Would you copy out the following entries exactly, without any of the pictures?

Saved entries:
_____

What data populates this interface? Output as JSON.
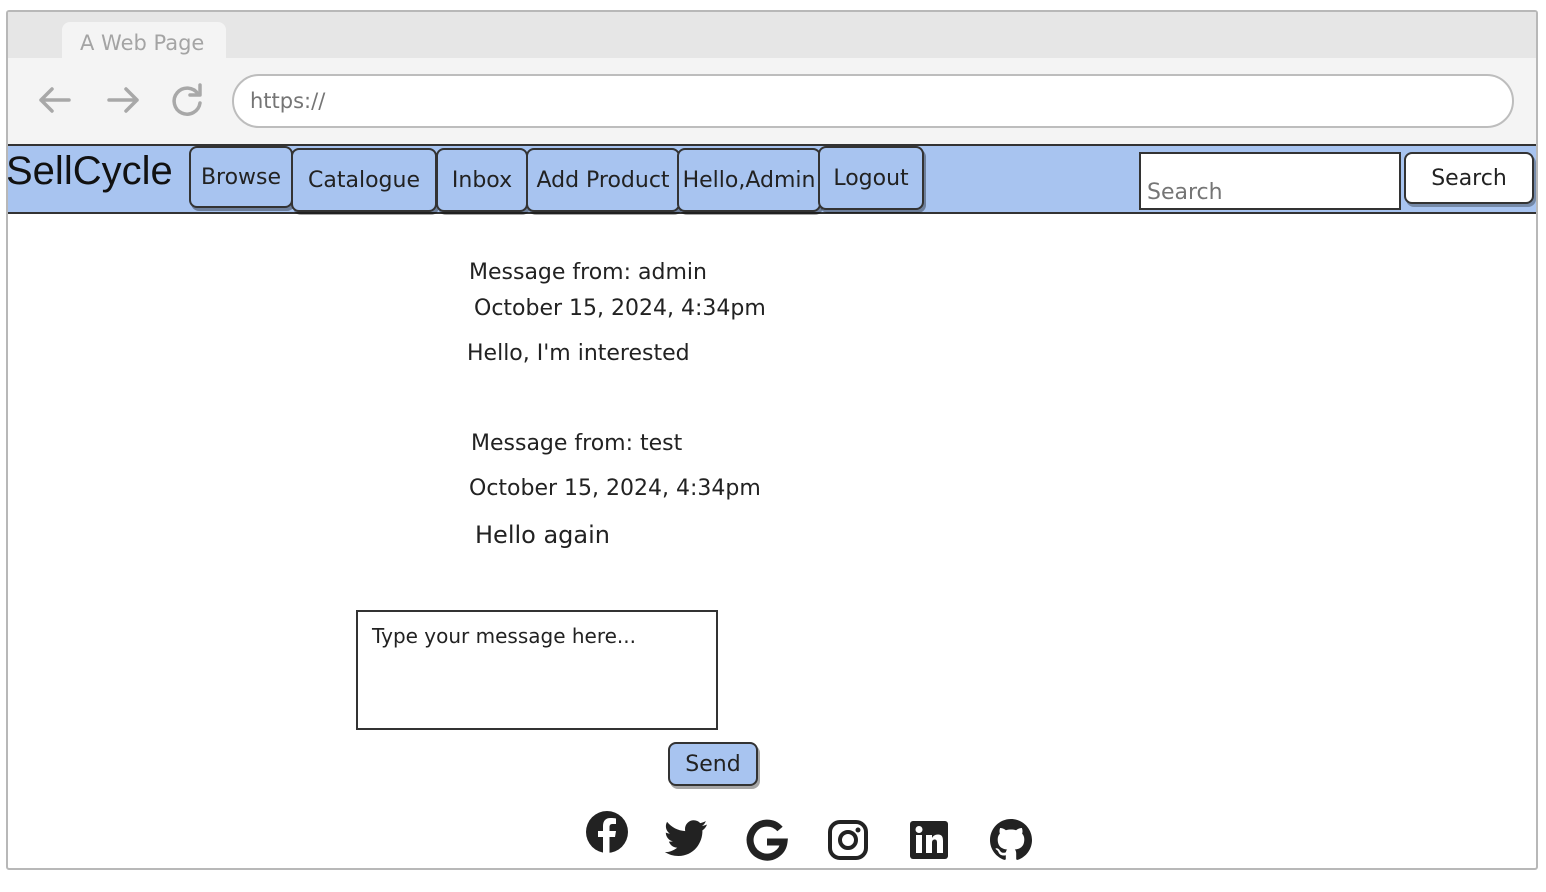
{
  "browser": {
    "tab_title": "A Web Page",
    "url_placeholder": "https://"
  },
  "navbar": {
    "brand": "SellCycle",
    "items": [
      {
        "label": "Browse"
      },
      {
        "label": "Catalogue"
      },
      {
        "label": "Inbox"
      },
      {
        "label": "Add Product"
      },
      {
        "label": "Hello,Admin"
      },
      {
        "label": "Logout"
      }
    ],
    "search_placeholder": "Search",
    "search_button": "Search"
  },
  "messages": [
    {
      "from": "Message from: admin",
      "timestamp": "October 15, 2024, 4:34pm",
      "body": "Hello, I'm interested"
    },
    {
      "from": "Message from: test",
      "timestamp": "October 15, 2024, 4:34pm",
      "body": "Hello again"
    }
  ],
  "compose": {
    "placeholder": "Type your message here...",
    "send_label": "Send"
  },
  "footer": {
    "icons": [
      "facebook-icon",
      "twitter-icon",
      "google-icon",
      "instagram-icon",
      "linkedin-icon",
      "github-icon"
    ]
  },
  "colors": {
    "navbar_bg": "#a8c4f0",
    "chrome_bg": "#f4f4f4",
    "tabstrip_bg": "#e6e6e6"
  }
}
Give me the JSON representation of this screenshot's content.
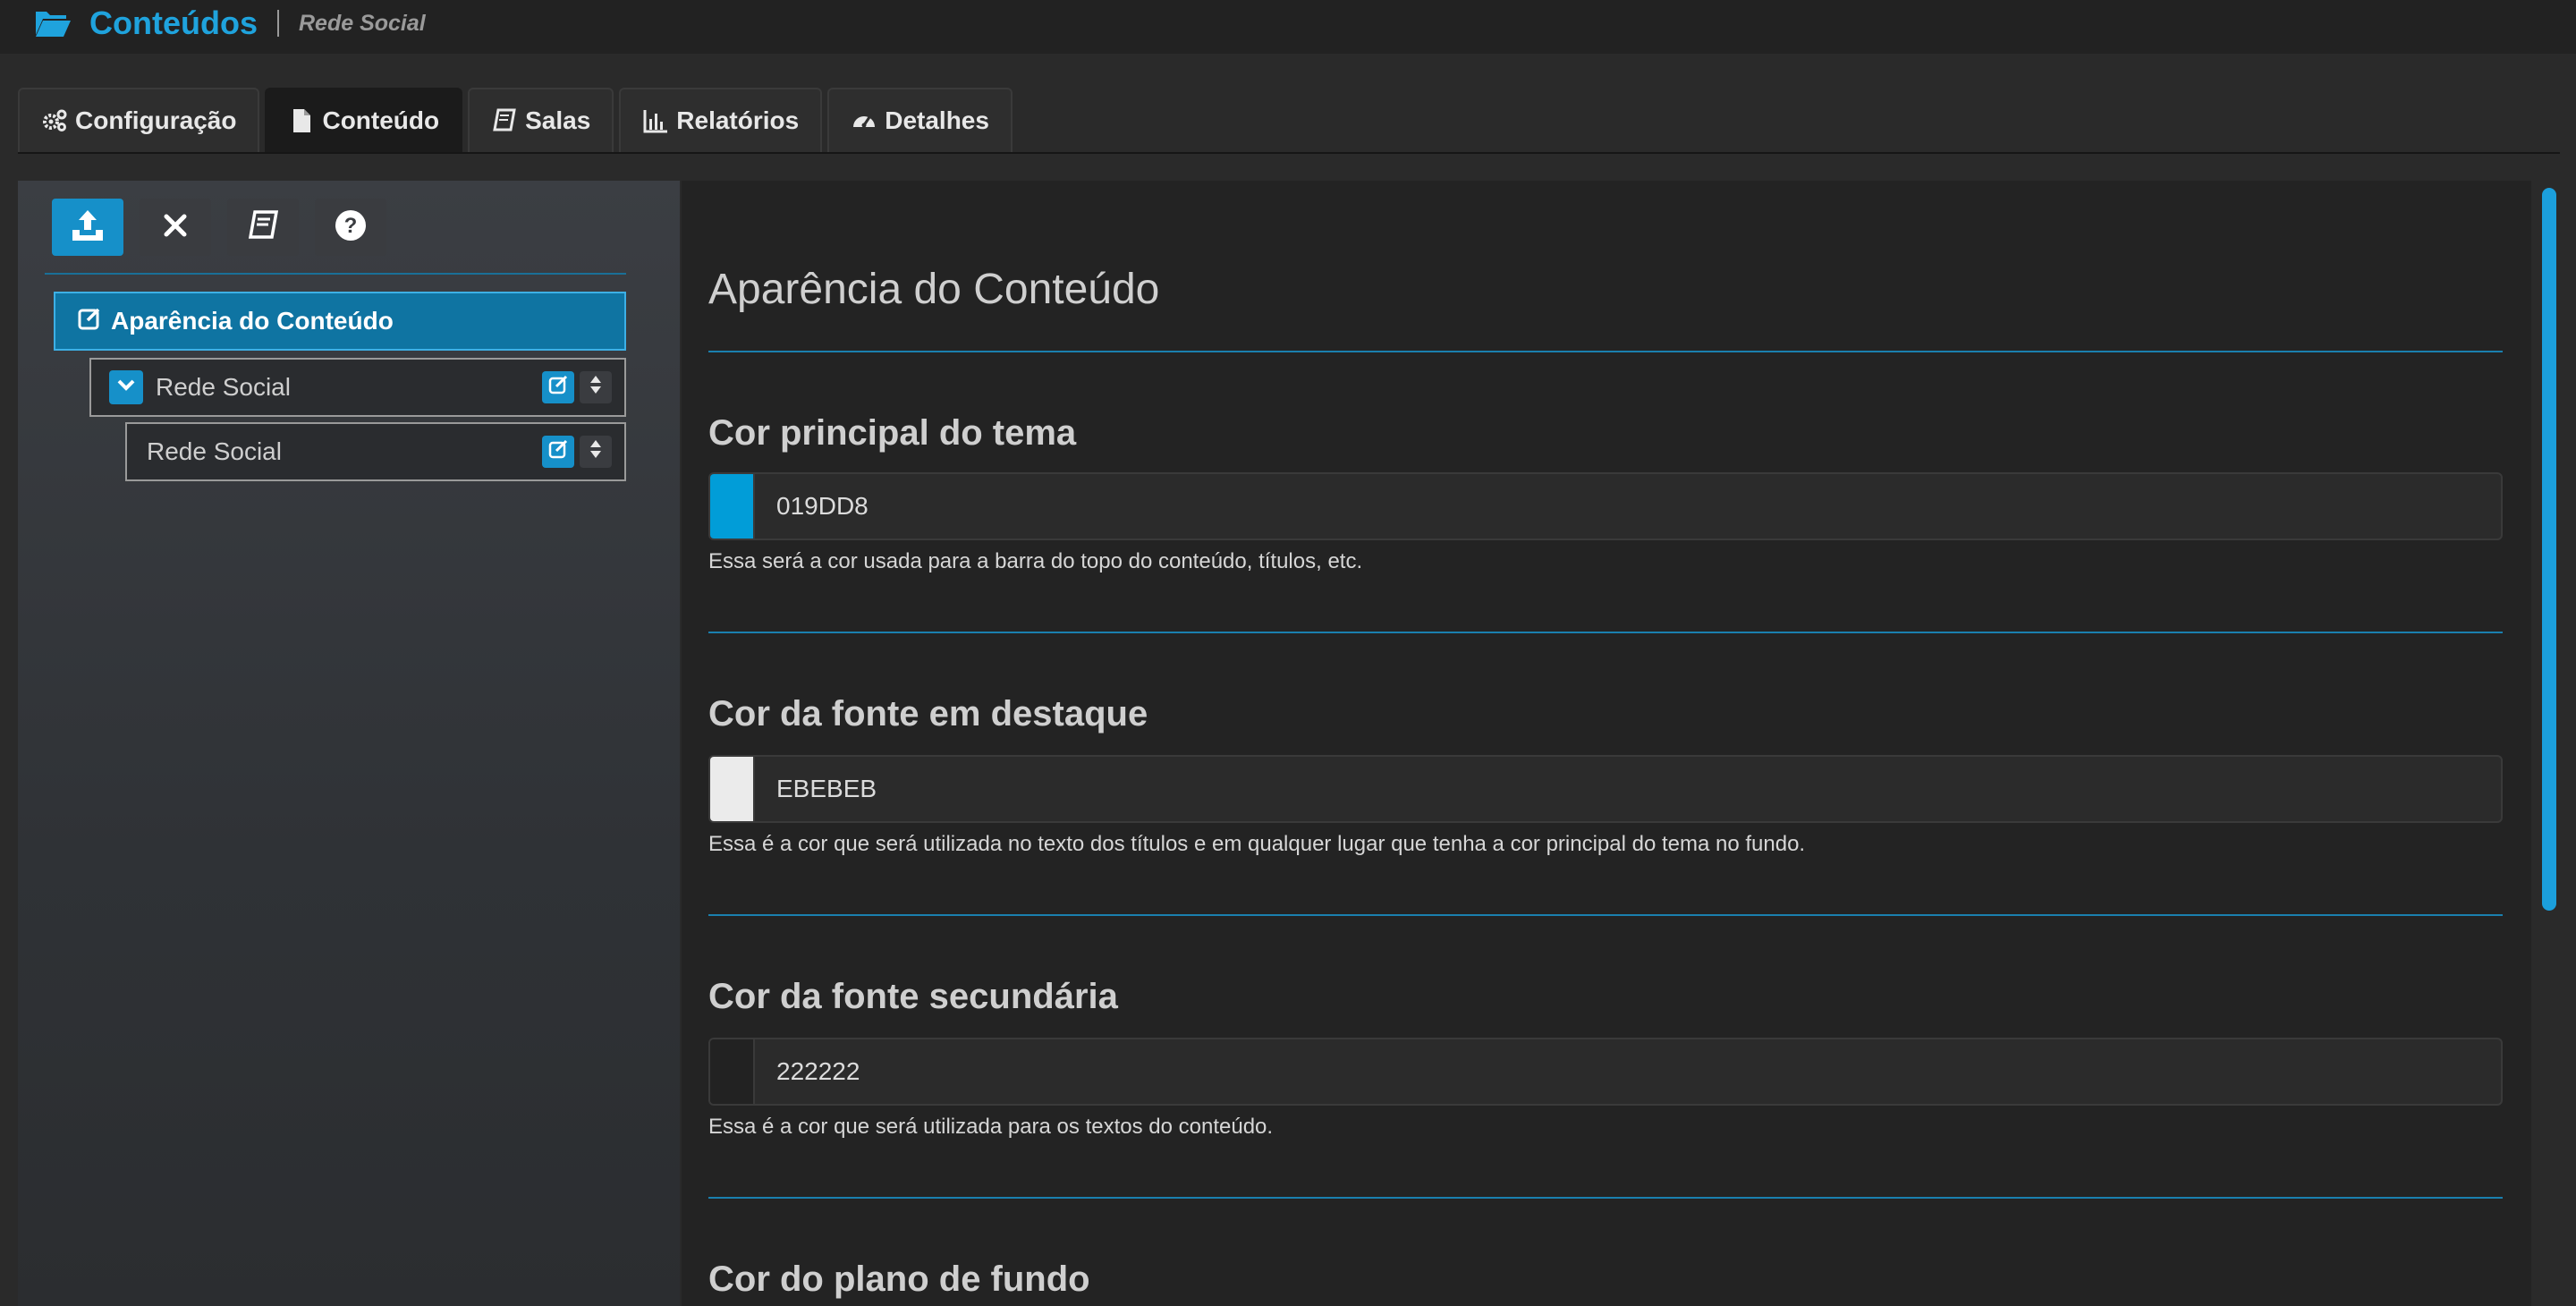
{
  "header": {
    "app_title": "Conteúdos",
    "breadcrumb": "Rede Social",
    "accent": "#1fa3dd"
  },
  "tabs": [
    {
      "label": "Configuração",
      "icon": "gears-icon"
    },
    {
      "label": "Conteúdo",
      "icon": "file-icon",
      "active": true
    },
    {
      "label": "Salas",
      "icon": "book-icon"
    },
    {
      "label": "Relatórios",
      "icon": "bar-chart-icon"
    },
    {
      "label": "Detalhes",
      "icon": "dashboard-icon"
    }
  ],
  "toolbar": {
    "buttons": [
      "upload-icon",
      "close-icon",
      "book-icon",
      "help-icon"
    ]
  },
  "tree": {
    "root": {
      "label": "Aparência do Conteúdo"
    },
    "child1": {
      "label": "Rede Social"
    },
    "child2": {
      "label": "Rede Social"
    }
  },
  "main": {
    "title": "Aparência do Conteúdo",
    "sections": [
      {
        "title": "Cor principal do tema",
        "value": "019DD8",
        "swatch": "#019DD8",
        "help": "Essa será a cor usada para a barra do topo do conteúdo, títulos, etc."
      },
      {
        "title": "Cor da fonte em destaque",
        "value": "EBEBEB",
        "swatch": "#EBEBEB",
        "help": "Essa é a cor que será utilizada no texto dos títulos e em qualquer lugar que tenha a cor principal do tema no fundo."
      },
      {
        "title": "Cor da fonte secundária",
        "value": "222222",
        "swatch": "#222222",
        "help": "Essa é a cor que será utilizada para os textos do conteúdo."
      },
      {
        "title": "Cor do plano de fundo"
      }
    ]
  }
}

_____

→ **Written answer**:
What data populates this interface? Output as JSON.
{
  "browser": {
    "tab_title": "A Web Page",
    "url_placeholder": "https://"
  },
  "navbar": {
    "brand": "SellCycle",
    "items": [
      {
        "label": "Browse"
      },
      {
        "label": "Catalogue"
      },
      {
        "label": "Inbox"
      },
      {
        "label": "Add Product"
      },
      {
        "label": "Hello,Admin"
      },
      {
        "label": "Logout"
      }
    ],
    "search_placeholder": "Search",
    "search_button": "Search"
  },
  "messages": [
    {
      "from": "Message from: admin",
      "timestamp": "October 15, 2024, 4:34pm",
      "body": "Hello, I'm interested"
    },
    {
      "from": "Message from: test",
      "timestamp": "October 15, 2024, 4:34pm",
      "body": "Hello again"
    }
  ],
  "compose": {
    "placeholder": "Type your message here...",
    "send_label": "Send"
  },
  "footer": {
    "icons": [
      "facebook-icon",
      "twitter-icon",
      "google-icon",
      "instagram-icon",
      "linkedin-icon",
      "github-icon"
    ]
  },
  "colors": {
    "navbar_bg": "#a8c4f0",
    "chrome_bg": "#f4f4f4",
    "tabstrip_bg": "#e6e6e6"
  }
}
Give me the JSON representation of this screenshot's content.
{
  "header": {
    "app_title": "Conteúdos",
    "breadcrumb": "Rede Social",
    "accent": "#1fa3dd"
  },
  "tabs": [
    {
      "label": "Configuração",
      "icon": "gears-icon"
    },
    {
      "label": "Conteúdo",
      "icon": "file-icon",
      "active": true
    },
    {
      "label": "Salas",
      "icon": "book-icon"
    },
    {
      "label": "Relatórios",
      "icon": "bar-chart-icon"
    },
    {
      "label": "Detalhes",
      "icon": "dashboard-icon"
    }
  ],
  "toolbar": {
    "buttons": [
      "upload-icon",
      "close-icon",
      "book-icon",
      "help-icon"
    ]
  },
  "tree": {
    "root": {
      "label": "Aparência do Conteúdo"
    },
    "child1": {
      "label": "Rede Social"
    },
    "child2": {
      "label": "Rede Social"
    }
  },
  "main": {
    "title": "Aparência do Conteúdo",
    "sections": [
      {
        "title": "Cor principal do tema",
        "value": "019DD8",
        "swatch": "#019DD8",
        "help": "Essa será a cor usada para a barra do topo do conteúdo, títulos, etc."
      },
      {
        "title": "Cor da fonte em destaque",
        "value": "EBEBEB",
        "swatch": "#EBEBEB",
        "help": "Essa é a cor que será utilizada no texto dos títulos e em qualquer lugar que tenha a cor principal do tema no fundo."
      },
      {
        "title": "Cor da fonte secundária",
        "value": "222222",
        "swatch": "#222222",
        "help": "Essa é a cor que será utilizada para os textos do conteúdo."
      },
      {
        "title": "Cor do plano de fundo"
      }
    ]
  }
}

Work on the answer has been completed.